> **REQUIREMENT**
Lines that contain the string "Логический" are the ones to list; copy all of them from the records.

> **Saved entries**

________________________

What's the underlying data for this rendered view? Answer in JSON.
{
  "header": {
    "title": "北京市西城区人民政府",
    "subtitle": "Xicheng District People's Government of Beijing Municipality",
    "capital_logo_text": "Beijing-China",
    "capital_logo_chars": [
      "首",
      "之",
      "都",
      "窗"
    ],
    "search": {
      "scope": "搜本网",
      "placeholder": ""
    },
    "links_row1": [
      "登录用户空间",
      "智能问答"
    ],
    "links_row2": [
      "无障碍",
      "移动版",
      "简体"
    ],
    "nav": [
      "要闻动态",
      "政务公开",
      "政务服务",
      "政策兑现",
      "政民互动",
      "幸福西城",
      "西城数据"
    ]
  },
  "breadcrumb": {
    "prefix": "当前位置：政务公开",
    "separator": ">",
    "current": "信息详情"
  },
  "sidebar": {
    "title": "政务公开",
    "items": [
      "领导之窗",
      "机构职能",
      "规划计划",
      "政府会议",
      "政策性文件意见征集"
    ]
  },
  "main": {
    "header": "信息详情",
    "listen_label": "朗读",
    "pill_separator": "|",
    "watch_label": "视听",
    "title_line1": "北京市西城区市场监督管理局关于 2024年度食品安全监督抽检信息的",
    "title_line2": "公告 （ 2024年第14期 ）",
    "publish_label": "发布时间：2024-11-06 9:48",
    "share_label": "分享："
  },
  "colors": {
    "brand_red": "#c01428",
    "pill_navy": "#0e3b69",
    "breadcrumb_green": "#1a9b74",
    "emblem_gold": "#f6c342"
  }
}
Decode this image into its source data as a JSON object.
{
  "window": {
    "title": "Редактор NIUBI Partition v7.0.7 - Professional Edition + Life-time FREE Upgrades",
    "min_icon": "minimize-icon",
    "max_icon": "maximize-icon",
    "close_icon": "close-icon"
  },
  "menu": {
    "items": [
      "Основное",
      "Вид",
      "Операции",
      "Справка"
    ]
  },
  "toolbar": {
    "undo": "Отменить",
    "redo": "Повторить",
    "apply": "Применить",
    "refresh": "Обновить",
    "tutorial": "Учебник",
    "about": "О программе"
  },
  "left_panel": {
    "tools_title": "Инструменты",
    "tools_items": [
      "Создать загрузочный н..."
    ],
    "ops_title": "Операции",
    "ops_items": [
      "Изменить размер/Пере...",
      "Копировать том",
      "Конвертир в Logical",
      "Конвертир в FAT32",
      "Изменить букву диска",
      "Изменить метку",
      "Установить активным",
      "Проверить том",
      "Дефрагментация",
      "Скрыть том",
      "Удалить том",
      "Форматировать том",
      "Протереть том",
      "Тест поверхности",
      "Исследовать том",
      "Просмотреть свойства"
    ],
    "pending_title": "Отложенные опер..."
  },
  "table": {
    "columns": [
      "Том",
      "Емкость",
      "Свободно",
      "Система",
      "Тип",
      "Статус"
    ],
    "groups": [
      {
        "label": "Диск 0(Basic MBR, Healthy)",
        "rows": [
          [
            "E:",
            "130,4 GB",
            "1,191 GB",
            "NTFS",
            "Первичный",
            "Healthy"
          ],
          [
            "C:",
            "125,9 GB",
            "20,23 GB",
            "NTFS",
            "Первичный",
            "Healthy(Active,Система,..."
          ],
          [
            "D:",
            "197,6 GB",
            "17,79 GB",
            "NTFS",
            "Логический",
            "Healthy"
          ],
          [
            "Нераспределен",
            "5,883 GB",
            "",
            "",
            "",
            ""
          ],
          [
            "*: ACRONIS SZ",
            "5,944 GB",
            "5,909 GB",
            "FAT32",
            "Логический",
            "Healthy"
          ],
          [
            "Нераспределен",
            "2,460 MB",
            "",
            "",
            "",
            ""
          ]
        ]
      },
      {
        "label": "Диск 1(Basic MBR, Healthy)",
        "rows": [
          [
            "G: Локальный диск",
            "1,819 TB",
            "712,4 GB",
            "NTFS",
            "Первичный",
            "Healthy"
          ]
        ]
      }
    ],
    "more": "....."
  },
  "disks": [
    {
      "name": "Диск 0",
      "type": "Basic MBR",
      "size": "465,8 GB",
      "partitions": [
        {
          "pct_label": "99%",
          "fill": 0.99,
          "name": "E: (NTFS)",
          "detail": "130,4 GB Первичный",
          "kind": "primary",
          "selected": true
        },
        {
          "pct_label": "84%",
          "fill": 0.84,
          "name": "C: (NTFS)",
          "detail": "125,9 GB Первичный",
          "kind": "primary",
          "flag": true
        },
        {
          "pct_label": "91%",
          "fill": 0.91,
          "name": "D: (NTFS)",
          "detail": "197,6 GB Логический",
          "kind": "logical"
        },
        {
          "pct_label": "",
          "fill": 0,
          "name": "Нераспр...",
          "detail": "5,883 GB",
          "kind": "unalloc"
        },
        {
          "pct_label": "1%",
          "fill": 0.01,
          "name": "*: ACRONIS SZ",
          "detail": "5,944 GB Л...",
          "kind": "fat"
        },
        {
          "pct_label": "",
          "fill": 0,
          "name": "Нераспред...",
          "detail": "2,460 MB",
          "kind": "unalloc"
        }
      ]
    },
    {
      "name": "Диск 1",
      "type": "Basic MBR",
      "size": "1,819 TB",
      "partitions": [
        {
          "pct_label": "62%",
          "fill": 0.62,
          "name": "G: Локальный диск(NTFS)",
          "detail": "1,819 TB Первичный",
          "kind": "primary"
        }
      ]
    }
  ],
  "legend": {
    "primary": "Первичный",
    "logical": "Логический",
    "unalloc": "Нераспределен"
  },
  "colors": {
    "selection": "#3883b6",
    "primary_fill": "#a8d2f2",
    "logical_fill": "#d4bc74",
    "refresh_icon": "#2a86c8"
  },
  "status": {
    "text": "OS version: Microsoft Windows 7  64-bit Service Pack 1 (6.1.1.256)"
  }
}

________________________

> **RESULT OF THIS TASK**
            "Логический",
            "Логический",
          "detail": "197,6 GB Логический",
    "logical": "Логический",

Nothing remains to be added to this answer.